Ingredient Splitting is a somewhat sinister technique employed by many dog food brands, including some which are widely considered premium brands. The Ingredient Splitting Technique goes something like this. If you split up an ingredient into a range of sub-ingredients, then those sub-ingredients can appear lower down on the ingredient list due to them taking up a smaller proportion of the overall product.
Consumers are often told to pay particular attention to the top five or top ten ingredients listed on a dog food recipe. The Ingredient Splitting technique makes it appear as if the less high-quality or nutritious ingredients such as grains, vegetables, or plant-byproducts are less abundant. When in reality, if all these sub-ingredients were combined, they would very likely take a spot near the top of the ingredient list.
The splitting of Potatoes into by-products such as Potato Protein and Potato Starch is one of the common examples of this technique. Quite often, a dog food formula will contain Potatoes and Potato Protein. This technique allows a manufacturer to vastly understate or mislead the consumer on the volume of Potatoes present.

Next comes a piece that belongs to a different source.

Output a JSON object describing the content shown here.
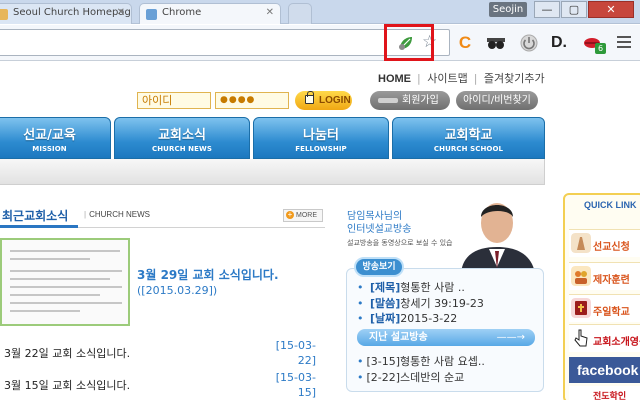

For more information on Ingredient Splitting, check out our dedicated article to the technique Ingredient Splitting in Pet Food – Exposed.
Dog Food Free of Potato By-products
Merrick and Fromm two dog food brands we rate highly that exclusively use whole Potatoes and do not use any Potato By-products. While neither of these recipes is perfect, the exclusion of Potato by-products influenced both of their scores. Be sure to check out the full reviews of these brands for more information. You can find Merrick here and Fromm here.
Dog Food with Potato By-products
It would come as a surprise to many that some of the most highly rated and premium dog food brands use Potato by-products such as Potato Protein and Potato Starch. Taste of the Wild and Wellness are two dog food brands that do use these by-products but are still widely considered high-quality both by ourselves and other reviewers. If these formulas were to stop using Potato by-products, they would likely have near-perfect scores. Check out more information on Taste of the Wild here, and Wellness here.